From the 35-foot copper bar counter to the outdoor patio and superb coffee and food, it’s an example of what an exceptional experience looks and tastes like. I enjoyed a poached egg biscuit and one of the most delicious single-origin pour overs that I’ve ever encountered.
4. Nike by Melrose (West Hollywood)
This is the first Nike Live store—designed entirely around the Melrose neighborhood with the goal of becoming a local hub. It’s all about discovery and personalization. The inventory changes bi-weekly based upon the online purchases of local Nike Plus members, and they can even use their member QR codes to get free socks every two weeks from a vending machine in the back of the store. I’m such a sucker for those kind of tactics that it almost made me want to sign up.
The concept appears to be a success. The conversion rate of shoppers into Nike Plus members is six times higher at this store than at the rest of their locations. Furthermore, the members who visit this store spend 30% more online than those who don’t.
5. Nordstrom Local Melrose (Los Angeles)
This one caught my attention. Some department stores are having a rough time, and I’m always interested to visit new concepts being tested. Nordstrom Local takes a unique approach: There’s no inventory. Seriously. I wandered inside and discovered there was nothing to purchase.
Instead, the store is focused around service. Return products, get measured for a suit, pick up your purchases, enjoy the nail salon, visit with a personal stylist, get your clothes altered and more. In effect, it’s a local hub for Nordstrom.
6. Small Format Target (San Francisco)
Originally called TargetExpress, the San Francisco store on the corner of Bush and Sansome was part one of an early wave of small format Targets that opened in 2015. The original test store opened July 2014 in Minneapolis.
The purpose of this 18,000-square-foot location—like other small format Target stores—is to provide its neighborhood with a curated, personalized product offer. A small convenience store-like section provides grab-and-go sandwiches, salads, breakfast items and midday snacks. The rest of the store has a slimmed down assortment of apparel, home and beauty products, electronics and more. I forgot to pack one of my belts, so I stopped by to purchase one.
7. Zippin’s Test Store (San Francisco)
Those of us who watch National Lampoon’s Christmas Vacation this holiday season will surely laugh at the b-roll of credit card imprinters early in the film. It looks outdated, right?
Perhaps we’ll feel the same way about cash registers at some point. Similar to Amazon Go, companies like Zippin, Standard Cognition and AiFi are demonstrating that there’s a better way to give customers permission to leave a store. Zippin recently signed an 18-month deal with Brazil’s largest retailer, and Standard Cognition’s technology may soon be in stadiums near you. I visited Standard’s test store last year.
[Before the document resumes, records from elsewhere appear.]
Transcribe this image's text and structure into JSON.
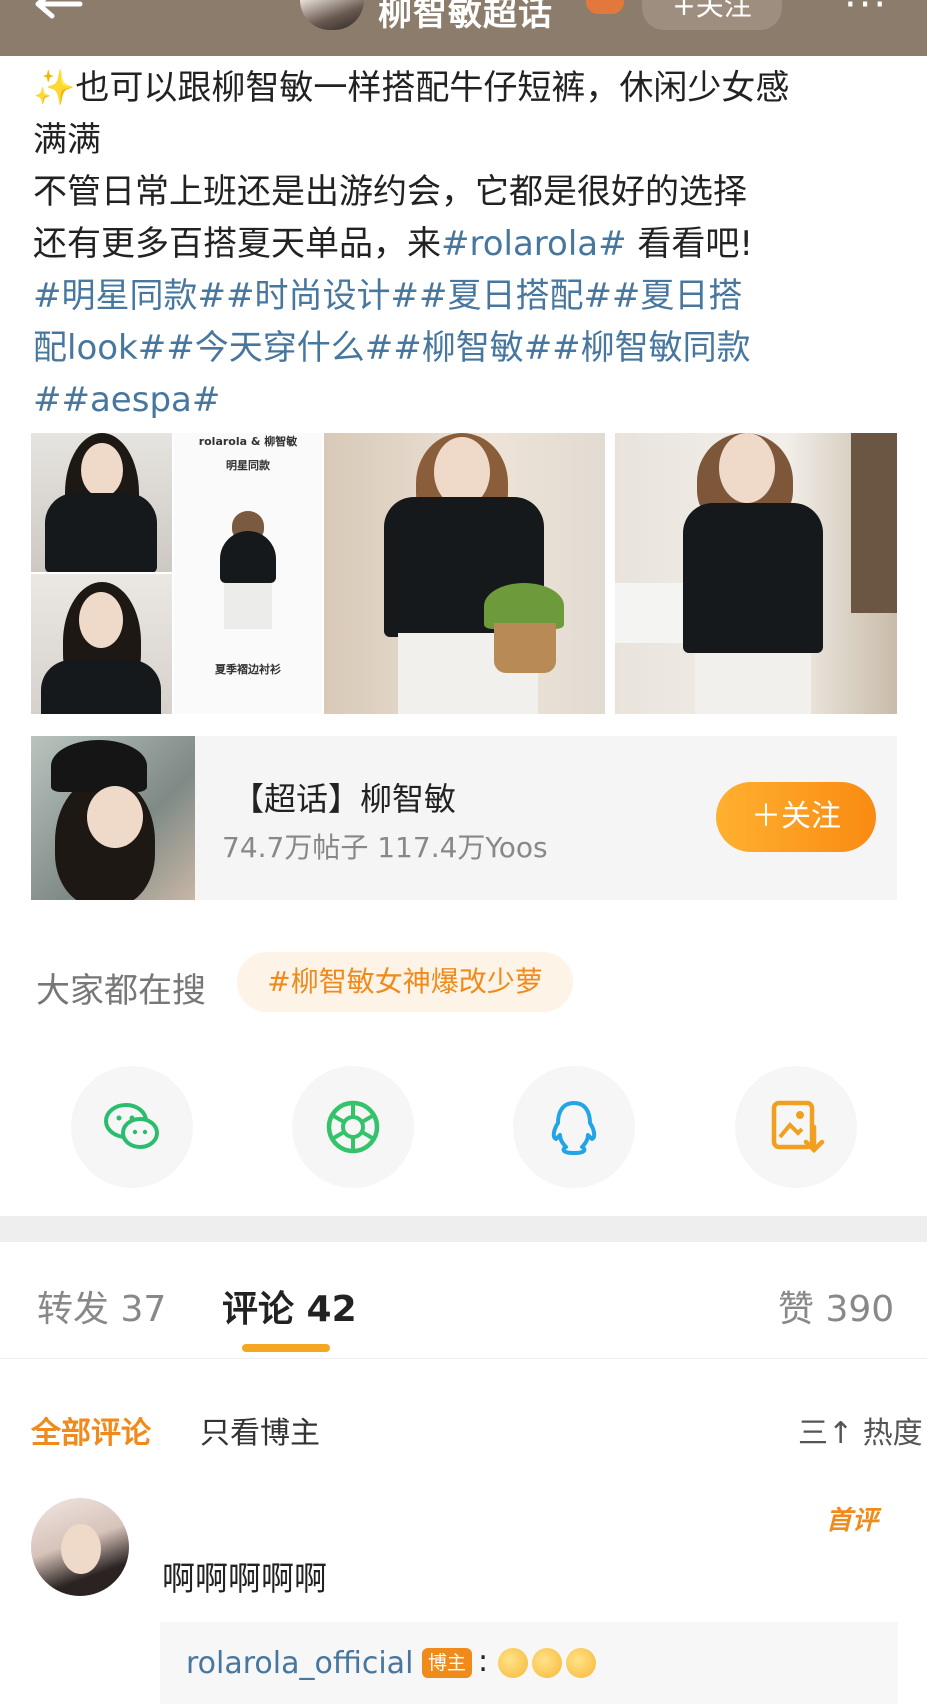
{
  "header": {
    "title": "柳智敏超话",
    "follow_label": "+关注",
    "more": "···",
    "back": "←"
  },
  "post": {
    "sparkle": "✨",
    "lines": [
      "也可以跟柳智敏一样搭配牛仔短裤，休闲少女感",
      "满满",
      "不管日常上班还是出游约会，它都是很好的选择"
    ],
    "line4_prefix": "还有更多百搭夏天单品，来",
    "line4_link": "#rolarola#",
    "line4_suffix": " 看看吧!",
    "hashtag_lines": [
      "#明星同款##时尚设计##夏日搭配##夏日搭",
      "配look##今天穿什么##柳智敏##柳智敏同款",
      "##aespa#"
    ]
  },
  "images": {
    "product_header": "rolarola & 柳智敏",
    "product_caption1": "明星同款",
    "product_caption2": "夏季褶边衬衫"
  },
  "topic": {
    "title": "【超话】柳智敏",
    "stats": "74.7万帖子 117.4万Yoos",
    "follow_label": "＋关注"
  },
  "search": {
    "label": "大家都在搜",
    "chip": "#柳智敏女神爆改少萝"
  },
  "share": {
    "icons": [
      "wechat-icon",
      "moments-icon",
      "qq-icon",
      "save-image-icon"
    ],
    "colors": {
      "wechat": "#2bbd6e",
      "moments": "#34c36b",
      "qq": "#23a4e6",
      "save": "#f0a020"
    }
  },
  "tabs": {
    "repost": "转发 37",
    "comments": "评论 42",
    "likes": "赞 390"
  },
  "filters": {
    "all": "全部评论",
    "owner_only": "只看博主",
    "sort": "热度",
    "sort_icon": "三↑"
  },
  "comment": {
    "first_badge": "首评",
    "text": "啊啊啊啊啊",
    "reply_user": "rolarola_official",
    "reply_badge": "博主",
    "reply_colon": ":"
  },
  "accent": "#f08a1a",
  "link_color": "#47779f"
}
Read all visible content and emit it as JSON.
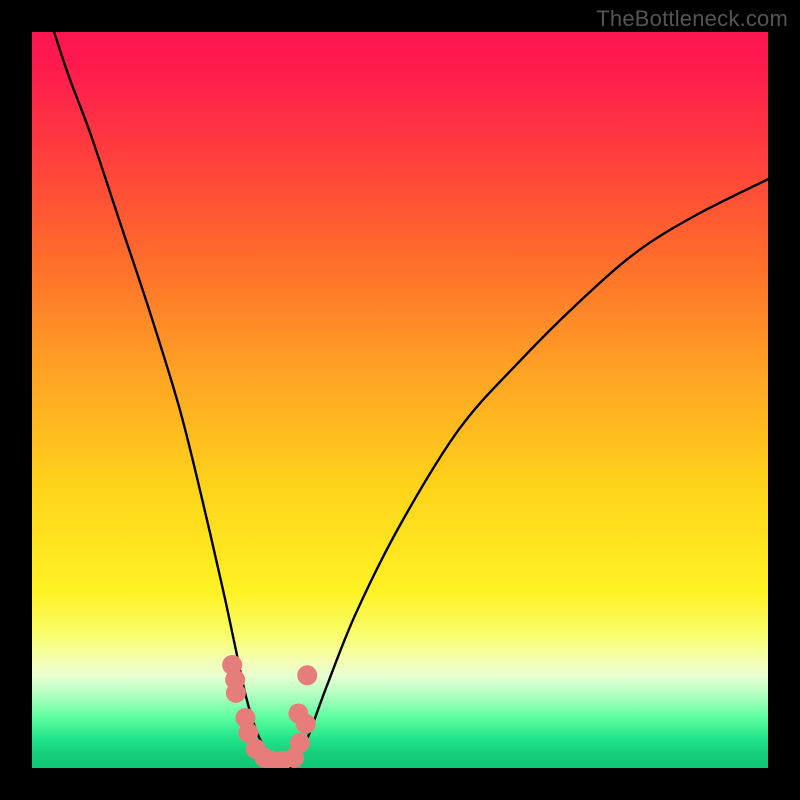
{
  "watermark": "TheBottleneck.com",
  "chart_data": {
    "type": "line",
    "title": "",
    "xlabel": "",
    "ylabel": "",
    "xlim": [
      0,
      100
    ],
    "ylim": [
      0,
      100
    ],
    "series": [
      {
        "name": "bottleneck-curve",
        "x": [
          3,
          5,
          8,
          12,
          16,
          20,
          23,
          26,
          27.5,
          29,
          30.5,
          32,
          33.5,
          35,
          37,
          40,
          44,
          50,
          58,
          66,
          74,
          82,
          90,
          100
        ],
        "values": [
          100,
          94,
          86,
          74,
          62,
          49,
          37,
          24,
          17,
          10,
          5,
          2,
          0,
          0,
          3,
          11,
          21,
          33,
          46,
          55,
          63,
          70,
          75,
          80
        ]
      },
      {
        "name": "bottom-dots",
        "x": [
          27.2,
          27.6,
          27.7,
          29.0,
          29.4,
          30.4,
          31.6,
          32.6,
          34.0,
          35.6,
          36.2,
          36.4,
          37.2,
          37.4
        ],
        "values": [
          14.0,
          12.0,
          10.2,
          6.8,
          4.8,
          2.6,
          1.4,
          1.0,
          1.0,
          1.4,
          7.4,
          3.4,
          6.0,
          12.6
        ]
      }
    ],
    "dot_color": "#e77d7a",
    "curve_color": "#000000",
    "gradient_stops": [
      {
        "pos": 0,
        "color": "#ff1450"
      },
      {
        "pos": 0.3,
        "color": "#ff6a2c"
      },
      {
        "pos": 0.62,
        "color": "#ffd41a"
      },
      {
        "pos": 0.82,
        "color": "#f8fe6e"
      },
      {
        "pos": 0.9,
        "color": "#b2ffc2"
      },
      {
        "pos": 1.0,
        "color": "#10c674"
      }
    ]
  }
}
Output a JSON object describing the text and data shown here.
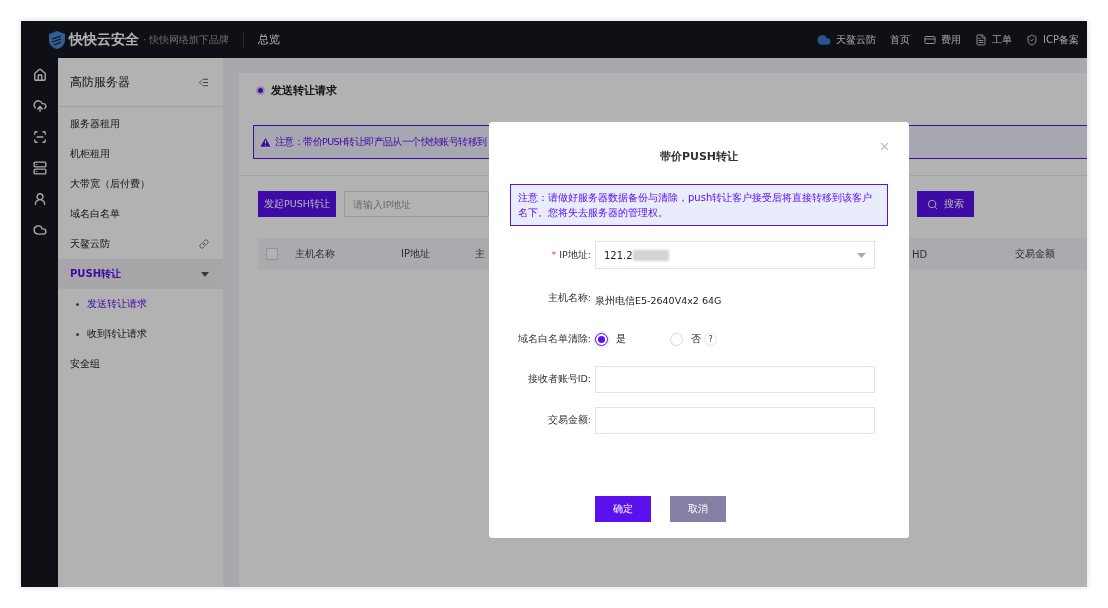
{
  "topbar": {
    "brand": "快快云安全",
    "tagline": "· 快快网络旗下品牌",
    "section": "总览",
    "links": [
      {
        "label": "天鳌云防",
        "kind": "cloud"
      },
      {
        "label": "首页",
        "kind": "plain"
      },
      {
        "label": "费用",
        "kind": "card"
      },
      {
        "label": "工单",
        "kind": "doc"
      },
      {
        "label": "ICP备案",
        "kind": "shield"
      }
    ]
  },
  "sidebar": {
    "title": "高防服务器",
    "items": [
      {
        "label": "服务器租用",
        "kind": "item",
        "selected": false
      },
      {
        "label": "机柜租用",
        "kind": "item",
        "selected": false
      },
      {
        "label": "大带宽（后付费）",
        "kind": "item",
        "selected": false
      },
      {
        "label": "域名白名单",
        "kind": "item",
        "selected": false
      },
      {
        "label": "天鳌云防",
        "kind": "external",
        "selected": false
      },
      {
        "label": "PUSH转让",
        "kind": "group",
        "selected": true,
        "expanded": true,
        "children": [
          {
            "label": "发送转让请求",
            "selected": true
          },
          {
            "label": "收到转让请求",
            "selected": false
          }
        ]
      },
      {
        "label": "安全组",
        "kind": "item",
        "selected": false
      }
    ]
  },
  "page": {
    "title": "发送转让请求",
    "alert": "注意：带价PUSH转让即产品从一个快快账号转移到",
    "action_button": "发起PUSH转让",
    "search": {
      "placeholder": "请输入IP地址"
    },
    "search_button": "搜索",
    "table": {
      "select_all_checked": false,
      "columns": [
        "主机名称",
        "IP地址",
        "主",
        "HD",
        "交易金额"
      ]
    }
  },
  "modal": {
    "title": "带价PUSH转让",
    "required_symbol": "*",
    "notice": "注意：请做好服务器数据备份与清除，push转让客户接受后将直接转移到该客户名下。您将失去服务器的管理权。",
    "fields": [
      {
        "kind": "select",
        "label": "IP地址:",
        "required": true,
        "value": "121.2"
      },
      {
        "kind": "text",
        "label": "主机名称:",
        "required": false,
        "value": "泉州电信E5-2640V4x2 64G"
      },
      {
        "kind": "radio",
        "label": "域名白名单清除:",
        "required": false,
        "help": "?",
        "options": [
          {
            "label": "是",
            "selected": true
          },
          {
            "label": "否",
            "selected": false
          }
        ]
      },
      {
        "kind": "input",
        "label": "接收者账号ID:",
        "required": false
      },
      {
        "kind": "input",
        "label": "交易金额:",
        "required": false
      }
    ],
    "buttons": [
      {
        "label": "确定",
        "kind": "primary"
      },
      {
        "label": "取消",
        "kind": "secondary"
      }
    ]
  }
}
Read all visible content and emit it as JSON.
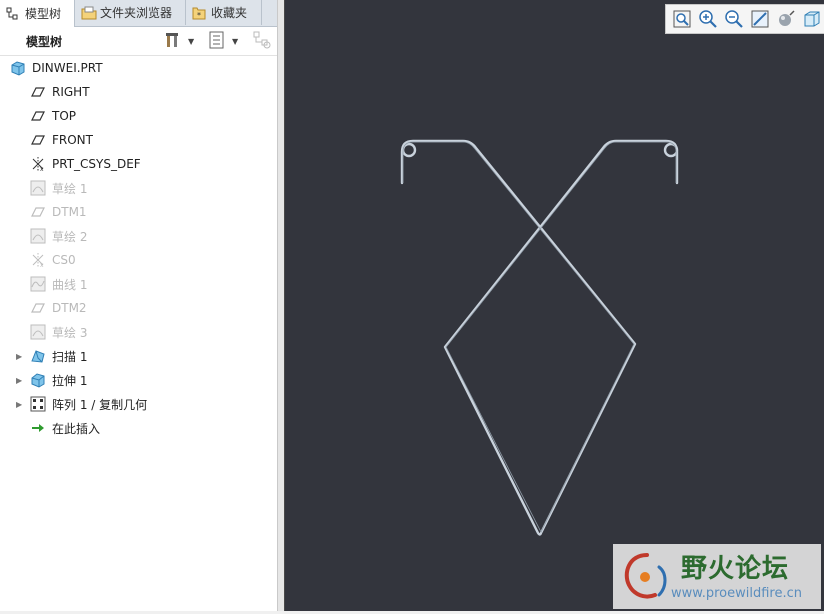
{
  "tabs": [
    {
      "label": "模型树",
      "icon": "model-tree-icon",
      "active": true
    },
    {
      "label": "文件夹浏览器",
      "icon": "folder-browser-icon",
      "active": false
    },
    {
      "label": "收藏夹",
      "icon": "favorites-icon",
      "active": false
    }
  ],
  "tree_panel": {
    "title": "模型树"
  },
  "tree": {
    "root": {
      "label": "DINWEI.PRT",
      "icon": "part-icon"
    },
    "items": [
      {
        "label": "RIGHT",
        "icon": "datum-plane-icon",
        "dim": false,
        "expandable": false
      },
      {
        "label": "TOP",
        "icon": "datum-plane-icon",
        "dim": false,
        "expandable": false
      },
      {
        "label": "FRONT",
        "icon": "datum-plane-icon",
        "dim": false,
        "expandable": false
      },
      {
        "label": "PRT_CSYS_DEF",
        "icon": "csys-icon",
        "dim": false,
        "expandable": false
      },
      {
        "label": "草绘 1",
        "icon": "sketch-icon",
        "dim": true,
        "expandable": false
      },
      {
        "label": "DTM1",
        "icon": "datum-plane-icon",
        "dim": true,
        "expandable": false
      },
      {
        "label": "草绘 2",
        "icon": "sketch-icon",
        "dim": true,
        "expandable": false
      },
      {
        "label": "CS0",
        "icon": "csys-icon",
        "dim": true,
        "expandable": false
      },
      {
        "label": "曲线 1",
        "icon": "curve-icon",
        "dim": true,
        "expandable": false
      },
      {
        "label": "DTM2",
        "icon": "datum-plane-icon",
        "dim": true,
        "expandable": false
      },
      {
        "label": "草绘 3",
        "icon": "sketch-icon",
        "dim": true,
        "expandable": false
      },
      {
        "label": "扫描 1",
        "icon": "sweep-icon",
        "dim": false,
        "expandable": true
      },
      {
        "label": "拉伸 1",
        "icon": "extrude-icon",
        "dim": false,
        "expandable": true
      },
      {
        "label": "阵列 1 / 复制几何",
        "icon": "pattern-icon",
        "dim": false,
        "expandable": true
      },
      {
        "label": "在此插入",
        "icon": "insert-here-arrow-icon",
        "dim": false,
        "expandable": false
      }
    ]
  },
  "view_toolbar": [
    "refit-icon",
    "zoom-in-icon",
    "zoom-out-icon",
    "repaint-icon",
    "display-style-icon",
    "saved-views-icon"
  ],
  "watermark": {
    "title": "野火论坛",
    "url": "www.proewildfire.cn"
  },
  "colors": {
    "viewport_bg": "#33353d",
    "wire": "#c9d2dc",
    "dim_text": "#b9b9b9",
    "watermark_green": "#2c6b2f"
  }
}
Zippin also has a test store in San Francisco with a small assortment of snacks and beverages. Download the app, scan the code to enter, grab a few snacks and walk out when you’re finished. It’s that simple.
8. MedMen (West Hollywood)
While MedMen has attracted negative attention due to complaints that cannabis is being corporatized—most notably from a recent “South Park” episode—their West Hollywood store provides one of the single best retail customer experiences I’ve ever encountered. The store takes an innovative, minimalist approach to design and merchandising, and the staff is genuinely friendly. Regardless of one’s opinions on the products sold, it’s worth visiting just to see it for yourself.
The best way to describe MedMen is a cross between an Apple store and a dispensary. Information on all products are available through tablets—including a full breakdown of cannabinoids via third-party testing. Employees greet visitors and make themselves available should they have questions or need assistance.
NACS Daily readers, don’t miss the takeaways and photos Frank shared with us from his retailer visits in New York City, Iowa and Nashville.
ABOUT FRANK BEARD
Frank Beard is an analyst/evangelist for convenience store trends at GasBuddy, a NACS Magazine contributor, and a speaker and advocate for the industry’s healthful offerings. You can follow Frank on Twitter at @FrankBeard.